Zircon forms in the tetragonal system. It ranges from colourless to yellow, orange, brown, pink, red, green and blue, with many subtle shades in between. These colours are caused by traces of rare, radioactive elements in varying stages of radioactive breakdown. Colourless and blue zircons seen in jewellery have usually been artificially heat treated, since their occurrence in nature is rare. Because of its high lustre and dispersion ('fire') colourless zircon was used as a diamond substitute until it was displaced by synthetics such as cubic zirconia.
- Chemistry: Zirconium silicate
- Hardness: 7 - 7.5
- Refractive Indices: 1.78 - 1.99
- Specific gravity: 3.90 - 4.70
- Dispersion: High (0.039)
Zircons occur, sometimes with sapphire, in many of the alluvial deposits in eastern Australia that weathered from basaltic, volcanic rocks. Australia’s largest and most attractive gem zircons are found at Mud Tank, in the Northern Territory.

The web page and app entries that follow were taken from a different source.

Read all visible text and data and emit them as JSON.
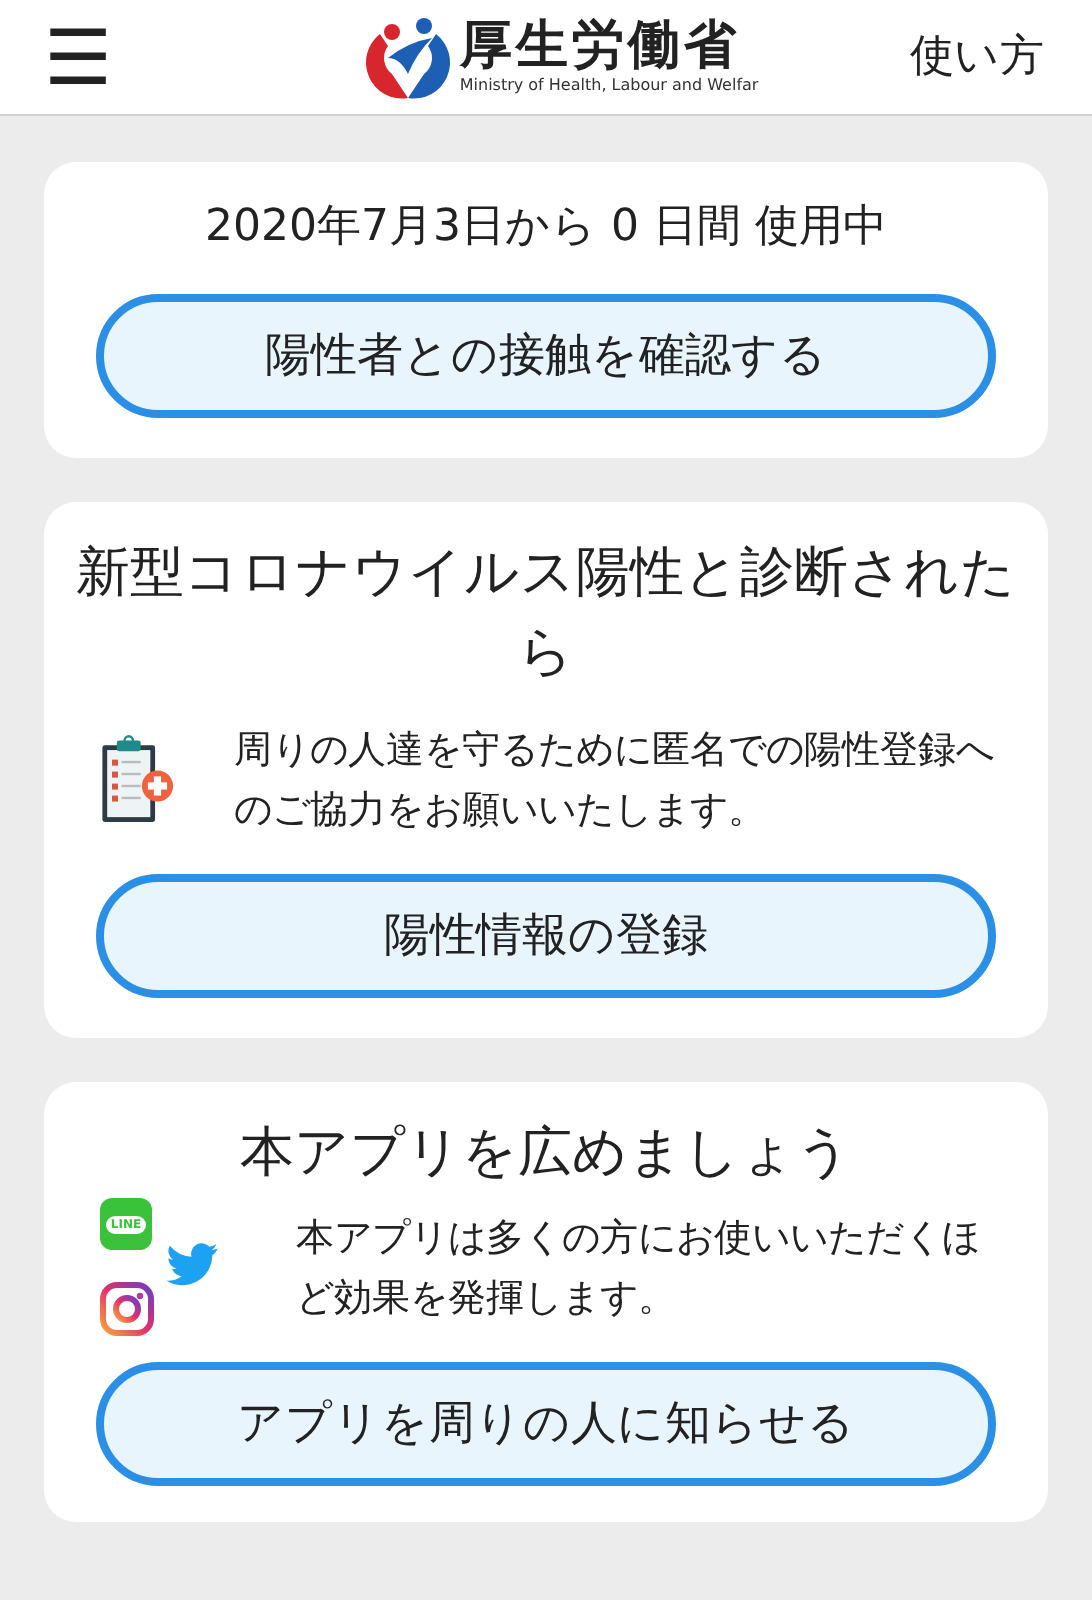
{
  "header": {
    "menu_icon": "☰",
    "logo_title": "厚生労働省",
    "logo_subtitle": "Ministry of Health, Labour and Welfar",
    "help_link": "使い方"
  },
  "cards": [
    {
      "kind": "status",
      "status": "2020年7月3日から 0 日間 使用中",
      "button": "陽性者との接触を確認する"
    },
    {
      "kind": "report",
      "title": "新型コロナウイルス陽性と診断されたら",
      "body": "周りの人達を守るために匿名での陽性登録へのご協力をお願いいたします。",
      "button": "陽性情報の登録"
    },
    {
      "kind": "share",
      "title": "本アプリを広めましょう",
      "line_label": "LINE",
      "body": "本アプリは多くの方にお使いいただくほど効果を発揮します。",
      "button": "アプリを周りの人に知らせる"
    }
  ]
}
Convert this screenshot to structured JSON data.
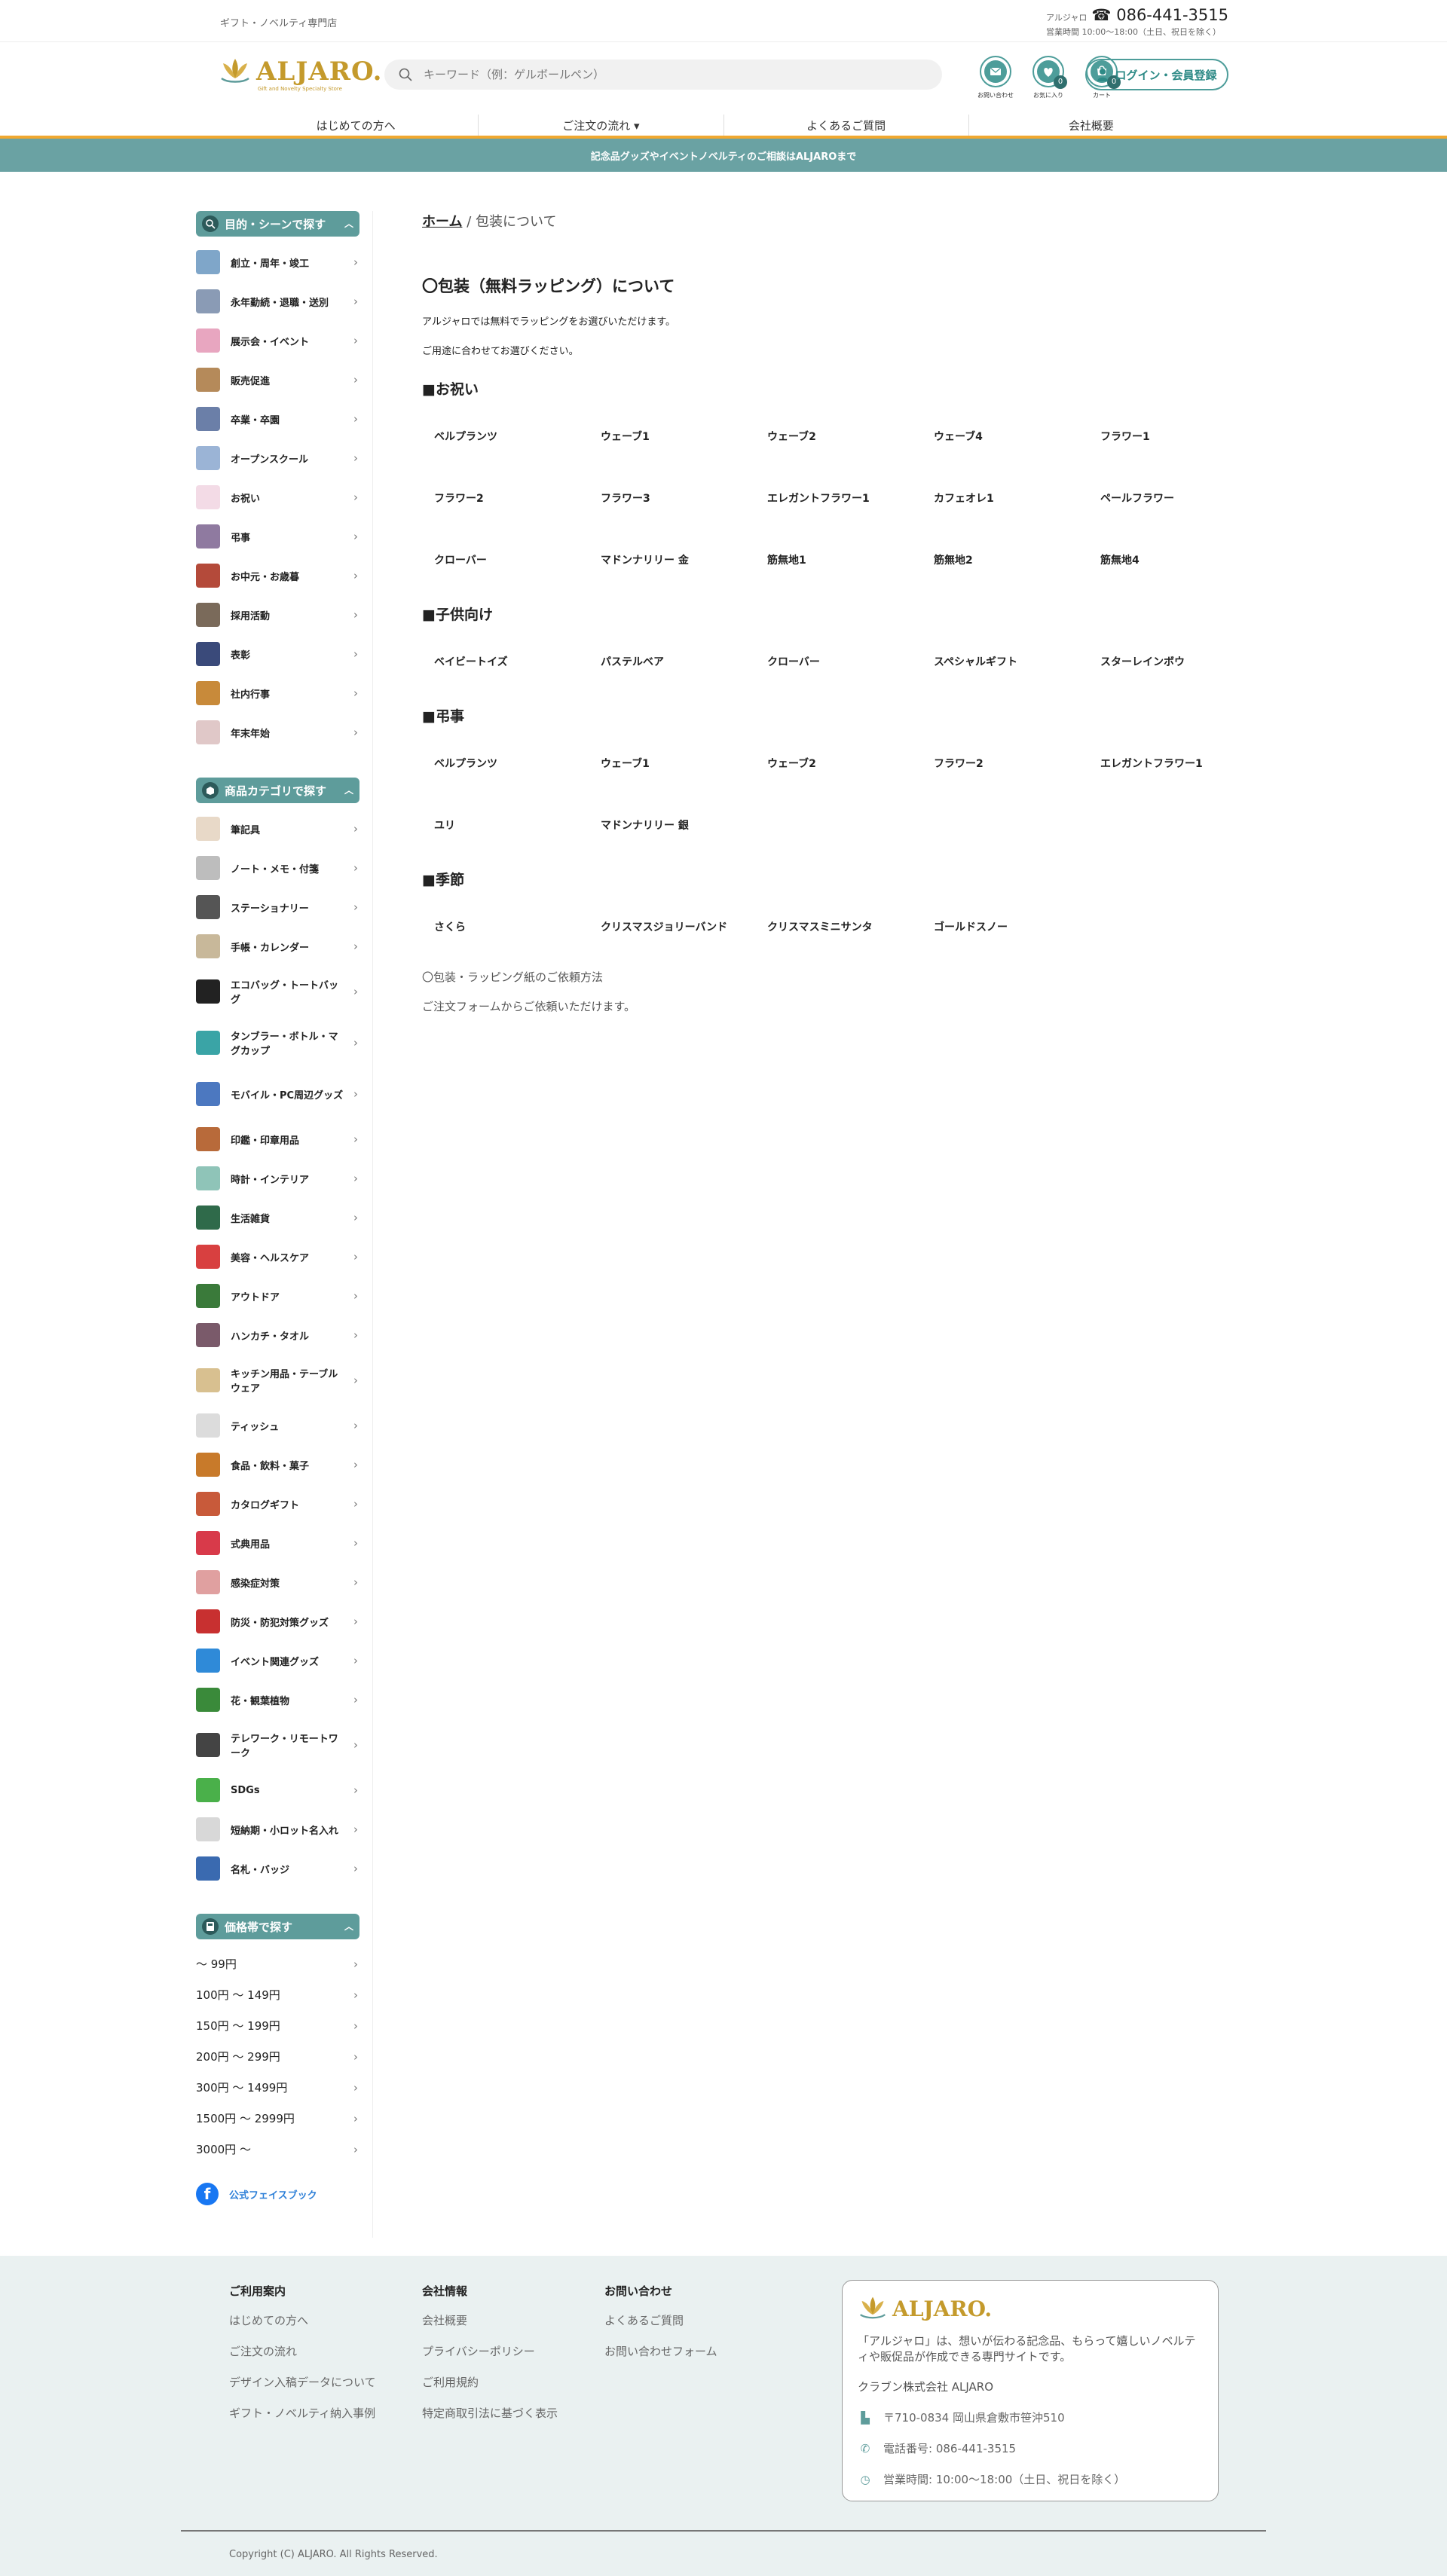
{
  "topbar": {
    "tagline": "ギフト・ノベルティ専門店",
    "phone_prefix": "アルジャロ",
    "phone": "☎ 086-441-3515",
    "hours": "営業時間 10:00〜18:00（土日、祝日を除く）"
  },
  "header": {
    "logo_text": "ALJARO.",
    "logo_sub": "Gift and Novelty Specialty Store",
    "search_placeholder": "キーワード（例：ゲルボールペン）",
    "icons": [
      {
        "label": "お問い合わせ",
        "icon": "mail-icon"
      },
      {
        "label": "お気に入り",
        "icon": "heart-icon",
        "count": "0"
      },
      {
        "label": "カート",
        "icon": "cart-icon",
        "count": "0"
      }
    ],
    "login_label": "ログイン・会員登録"
  },
  "nav": [
    "はじめての方へ",
    "ご注文の流れ ▾",
    "よくあるご質問",
    "会社概要"
  ],
  "banner": "記念品グッズやイベントノベルティのご相談はALJAROまで",
  "sidebar": {
    "scene_title": "目的・シーンで探す",
    "scenes": [
      "創立・周年・竣工",
      "永年勤続・退職・送別",
      "展示会・イベント",
      "販売促進",
      "卒業・卒園",
      "オープンスクール",
      "お祝い",
      "弔事",
      "お中元・お歳暮",
      "採用活動",
      "表彰",
      "社内行事",
      "年末年始"
    ],
    "category_title": "商品カテゴリで探す",
    "categories": [
      "筆記具",
      "ノート・メモ・付箋",
      "ステーショナリー",
      "手帳・カレンダー",
      "エコバッグ・トートバッグ",
      "タンブラー・ボトル・マグカップ",
      "モバイル・PC周辺グッズ",
      "印鑑・印章用品",
      "時計・インテリア",
      "生活雑貨",
      "美容・ヘルスケア",
      "アウトドア",
      "ハンカチ・タオル",
      "キッチン用品・テーブルウェア",
      "ティッシュ",
      "食品・飲料・菓子",
      "カタログギフト",
      "式典用品",
      "感染症対策",
      "防災・防犯対策グッズ",
      "イベント関連グッズ",
      "花・観葉植物",
      "テレワーク・リモートワーク",
      "SDGs",
      "短納期・小ロット名入れ",
      "名札・バッジ"
    ],
    "price_title": "価格帯で探す",
    "prices": [
      "〜 99円",
      "100円 〜 149円",
      "150円 〜 199円",
      "200円 〜 299円",
      "300円 〜 1499円",
      "1500円 〜 2999円",
      "3000円 〜"
    ],
    "facebook": "公式フェイスブック"
  },
  "content": {
    "breadcrumb_home": "ホーム",
    "breadcrumb_current": "/ 包装について",
    "title": "〇包装（無料ラッピング）について",
    "intro1": "アルジャロでは無料でラッピングをお選びいただけます。",
    "intro2": "ご用途に合わせてお選びください。",
    "sections": [
      {
        "title": "■お祝い",
        "items": [
          "ベルプランツ",
          "ウェーブ1",
          "ウェーブ2",
          "ウェーブ4",
          "フラワー1",
          "フラワー2",
          "フラワー3",
          "エレガントフラワー1",
          "カフェオレ1",
          "ペールフラワー",
          "クローバー",
          "マドンナリリー 金",
          "筋無地1",
          "筋無地2",
          "筋無地4"
        ]
      },
      {
        "title": "■子供向け",
        "items": [
          "ベイビートイズ",
          "パステルベア",
          "クローバー",
          "スペシャルギフト",
          "スターレインボウ"
        ]
      },
      {
        "title": "■弔事",
        "items": [
          "ベルプランツ",
          "ウェーブ1",
          "ウェーブ2",
          "フラワー2",
          "エレガントフラワー1",
          "ユリ",
          "マドンナリリー 銀"
        ]
      },
      {
        "title": "■季節",
        "items": [
          "さくら",
          "クリスマスジョリーバンド",
          "クリスマスミニサンタ",
          "ゴールドスノー"
        ]
      }
    ],
    "note1": "〇包装・ラッピング紙のご依頼方法",
    "note2": "ご注文フォームからご依頼いただけます。"
  },
  "footer": {
    "cols": [
      {
        "title": "ご利用案内",
        "links": [
          "はじめての方へ",
          "ご注文の流れ",
          "デザイン入稿データについて",
          "ギフト・ノベルティ納入事例"
        ]
      },
      {
        "title": "会社情報",
        "links": [
          "会社概要",
          "プライバシーポリシー",
          "ご利用規約",
          "特定商取引法に基づく表示"
        ]
      },
      {
        "title": "お問い合わせ",
        "links": [
          "よくあるご質問",
          "お問い合わせフォーム"
        ]
      }
    ],
    "box": {
      "logo_text": "ALJARO.",
      "desc": "「アルジャロ」は、想いが伝わる記念品、もらって嬉しいノベルティや販促品が作成できる専門サイトです。",
      "company": "クラブン株式会社 ALJARO",
      "address": "〒710-0834 岡山県倉敷市笹沖510",
      "tel": "電話番号: 086-441-3515",
      "hours": "営業時間: 10:00〜18:00（土日、祝日を除く）"
    },
    "copyright": "Copyright (C) ALJARO. All Rights Reserved."
  },
  "colors": {
    "accent": "#5e9c9b",
    "nav_underline": "#f0a830",
    "banner": "#6aa2a3",
    "logo_gold": "#c49a2c",
    "footer_bg": "#eaf1f1"
  }
}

New South Wales
A number of sites in New South Wales, especially the sapphire fields of the New England area, produce attractive, large zircons.